* **What is being asked**: Could you count the lines in the data that contain "Object"? Reply with the number only.
Records supplied START
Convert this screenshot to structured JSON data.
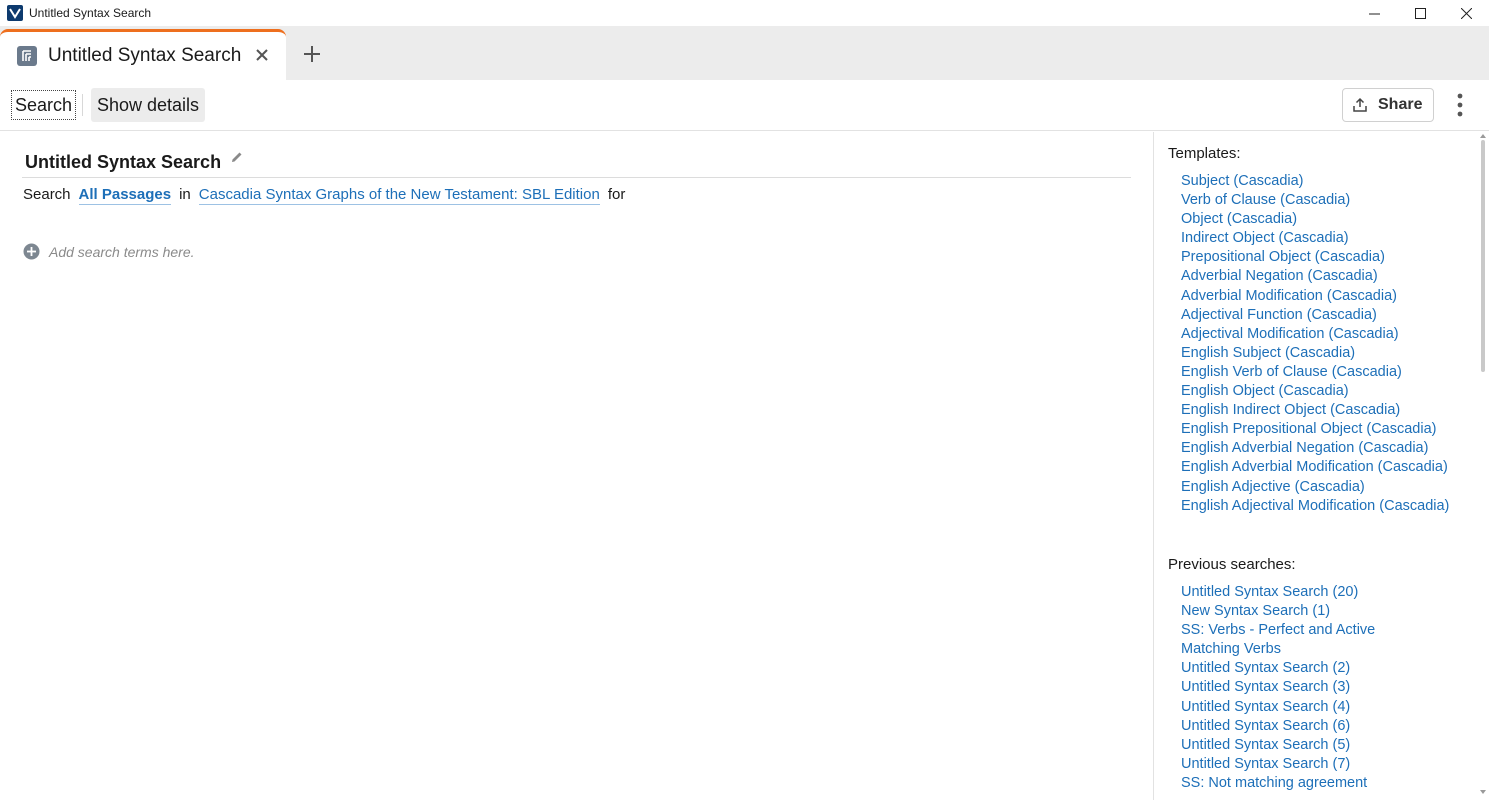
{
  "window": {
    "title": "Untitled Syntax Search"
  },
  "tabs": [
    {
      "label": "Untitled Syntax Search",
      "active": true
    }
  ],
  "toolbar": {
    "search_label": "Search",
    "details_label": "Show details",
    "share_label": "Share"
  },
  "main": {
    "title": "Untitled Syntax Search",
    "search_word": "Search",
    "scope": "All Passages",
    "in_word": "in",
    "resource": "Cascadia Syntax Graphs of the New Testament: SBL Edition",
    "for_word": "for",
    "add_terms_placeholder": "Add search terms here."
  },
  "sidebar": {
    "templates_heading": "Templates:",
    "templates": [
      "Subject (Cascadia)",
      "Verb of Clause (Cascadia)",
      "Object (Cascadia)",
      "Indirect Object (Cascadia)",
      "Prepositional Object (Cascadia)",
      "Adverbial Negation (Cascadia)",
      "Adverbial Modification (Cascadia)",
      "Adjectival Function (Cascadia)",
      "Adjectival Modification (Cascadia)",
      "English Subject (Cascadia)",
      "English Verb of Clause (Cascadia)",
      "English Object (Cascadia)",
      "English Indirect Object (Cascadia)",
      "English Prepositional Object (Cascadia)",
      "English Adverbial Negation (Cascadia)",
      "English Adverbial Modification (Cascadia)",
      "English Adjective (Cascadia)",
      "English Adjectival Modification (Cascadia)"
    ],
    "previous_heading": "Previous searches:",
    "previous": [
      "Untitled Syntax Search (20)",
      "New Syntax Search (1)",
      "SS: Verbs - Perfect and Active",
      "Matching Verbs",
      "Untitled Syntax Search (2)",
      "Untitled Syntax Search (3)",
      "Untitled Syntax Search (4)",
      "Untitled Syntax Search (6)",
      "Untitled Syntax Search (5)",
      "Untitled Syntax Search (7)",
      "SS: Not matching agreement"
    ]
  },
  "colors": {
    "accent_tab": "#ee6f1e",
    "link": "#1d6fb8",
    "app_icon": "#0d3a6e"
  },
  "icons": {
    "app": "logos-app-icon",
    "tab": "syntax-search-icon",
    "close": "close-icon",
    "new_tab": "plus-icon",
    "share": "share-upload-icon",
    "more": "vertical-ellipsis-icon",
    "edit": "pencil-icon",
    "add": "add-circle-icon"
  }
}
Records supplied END
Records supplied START
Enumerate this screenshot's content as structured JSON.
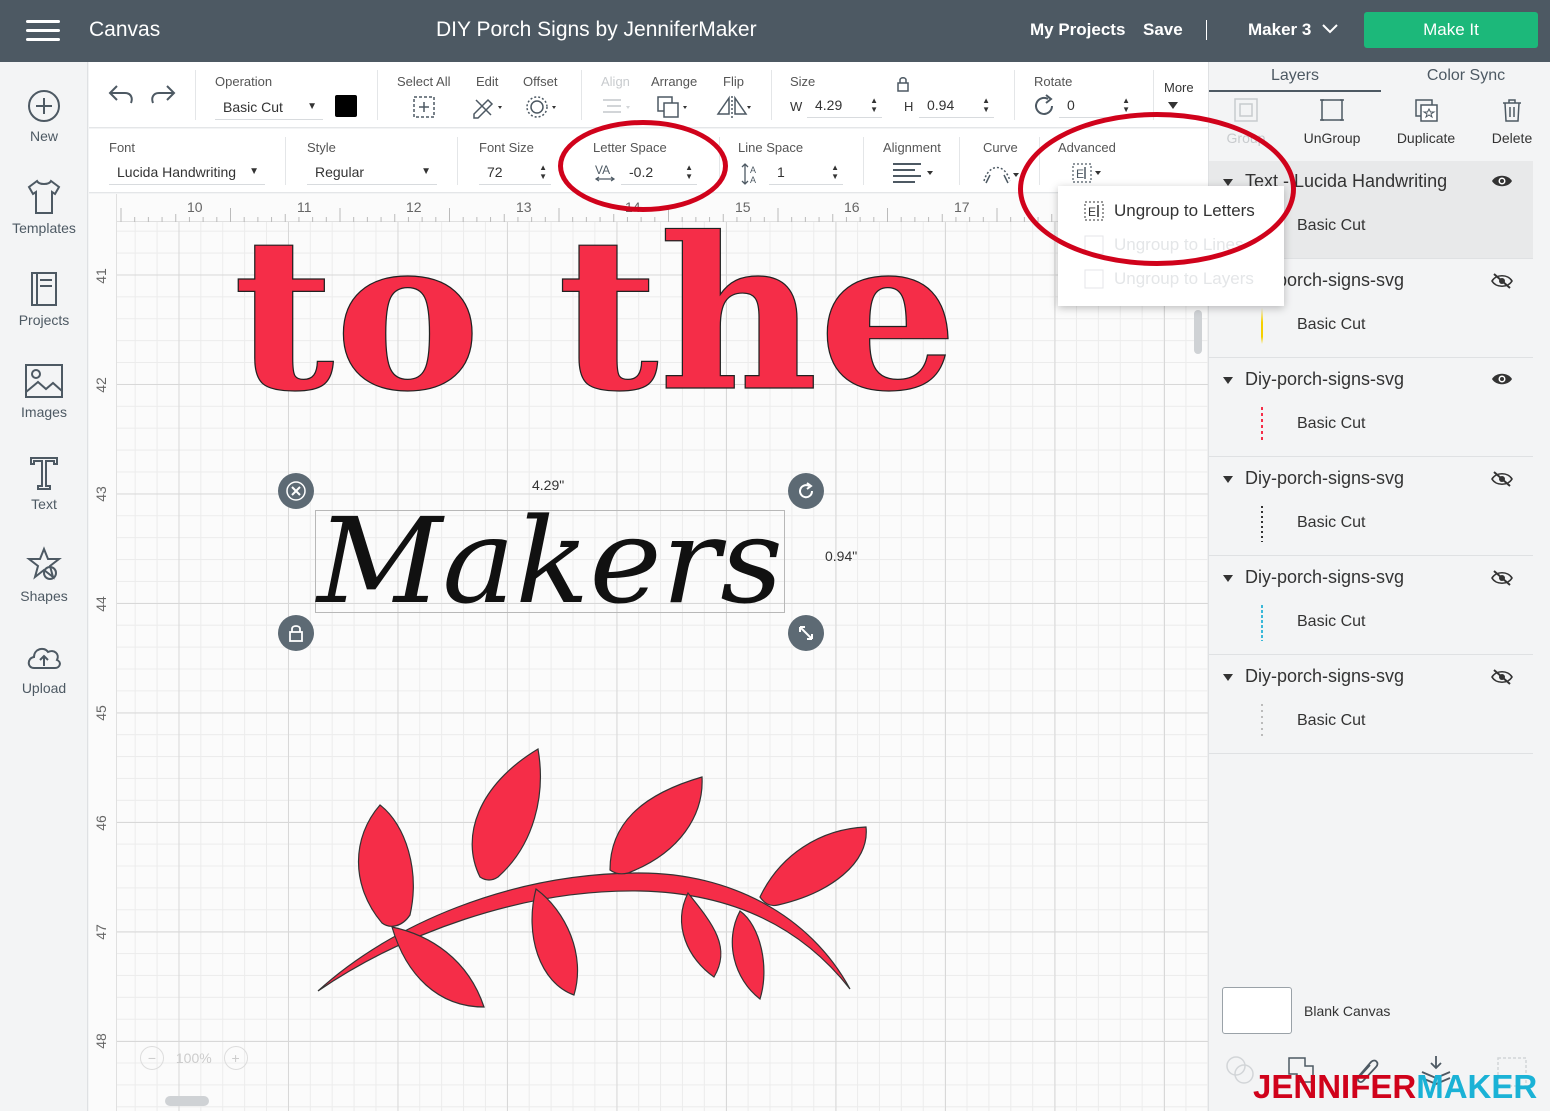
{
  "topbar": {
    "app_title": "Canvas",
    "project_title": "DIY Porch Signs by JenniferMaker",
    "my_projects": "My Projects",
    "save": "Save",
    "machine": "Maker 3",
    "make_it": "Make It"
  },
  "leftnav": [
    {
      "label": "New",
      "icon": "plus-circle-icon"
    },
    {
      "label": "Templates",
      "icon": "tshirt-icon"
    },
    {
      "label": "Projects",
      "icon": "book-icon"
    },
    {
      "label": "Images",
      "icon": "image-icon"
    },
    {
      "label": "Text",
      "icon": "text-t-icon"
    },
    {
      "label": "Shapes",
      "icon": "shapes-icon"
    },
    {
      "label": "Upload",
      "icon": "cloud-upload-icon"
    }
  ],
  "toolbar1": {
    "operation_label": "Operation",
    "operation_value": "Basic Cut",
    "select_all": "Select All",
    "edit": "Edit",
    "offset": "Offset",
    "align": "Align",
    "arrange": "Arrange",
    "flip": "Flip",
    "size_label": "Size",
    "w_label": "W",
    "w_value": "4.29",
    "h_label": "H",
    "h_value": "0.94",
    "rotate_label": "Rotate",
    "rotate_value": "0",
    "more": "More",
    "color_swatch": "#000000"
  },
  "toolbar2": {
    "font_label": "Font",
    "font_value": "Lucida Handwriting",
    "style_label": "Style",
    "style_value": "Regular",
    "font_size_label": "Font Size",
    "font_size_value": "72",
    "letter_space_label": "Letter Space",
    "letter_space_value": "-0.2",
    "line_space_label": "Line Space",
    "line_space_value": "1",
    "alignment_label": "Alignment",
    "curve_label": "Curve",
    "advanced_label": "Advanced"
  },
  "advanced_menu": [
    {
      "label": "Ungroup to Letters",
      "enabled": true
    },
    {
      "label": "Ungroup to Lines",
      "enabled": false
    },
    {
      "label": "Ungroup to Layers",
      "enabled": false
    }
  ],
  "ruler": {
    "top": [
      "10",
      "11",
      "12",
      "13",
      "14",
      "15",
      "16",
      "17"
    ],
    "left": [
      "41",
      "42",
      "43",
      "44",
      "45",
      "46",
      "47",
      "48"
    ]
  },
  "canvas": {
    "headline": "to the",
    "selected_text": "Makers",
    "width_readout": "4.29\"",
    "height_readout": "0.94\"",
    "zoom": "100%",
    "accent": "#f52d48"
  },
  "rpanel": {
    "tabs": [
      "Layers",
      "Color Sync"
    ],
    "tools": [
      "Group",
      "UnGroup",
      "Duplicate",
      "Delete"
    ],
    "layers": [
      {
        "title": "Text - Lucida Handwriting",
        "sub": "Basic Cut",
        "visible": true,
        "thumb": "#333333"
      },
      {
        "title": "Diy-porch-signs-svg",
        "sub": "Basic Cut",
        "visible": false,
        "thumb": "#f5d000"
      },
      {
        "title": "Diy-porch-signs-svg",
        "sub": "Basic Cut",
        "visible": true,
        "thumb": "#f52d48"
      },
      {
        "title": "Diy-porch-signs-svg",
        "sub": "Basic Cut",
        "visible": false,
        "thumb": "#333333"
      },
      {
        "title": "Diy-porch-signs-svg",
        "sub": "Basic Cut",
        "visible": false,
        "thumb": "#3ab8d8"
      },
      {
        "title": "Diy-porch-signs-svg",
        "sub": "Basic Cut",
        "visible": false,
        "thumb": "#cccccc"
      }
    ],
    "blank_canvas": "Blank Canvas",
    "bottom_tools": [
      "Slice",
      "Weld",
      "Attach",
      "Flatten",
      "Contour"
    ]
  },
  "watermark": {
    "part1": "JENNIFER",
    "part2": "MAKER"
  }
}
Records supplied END
* **Answer box**: 6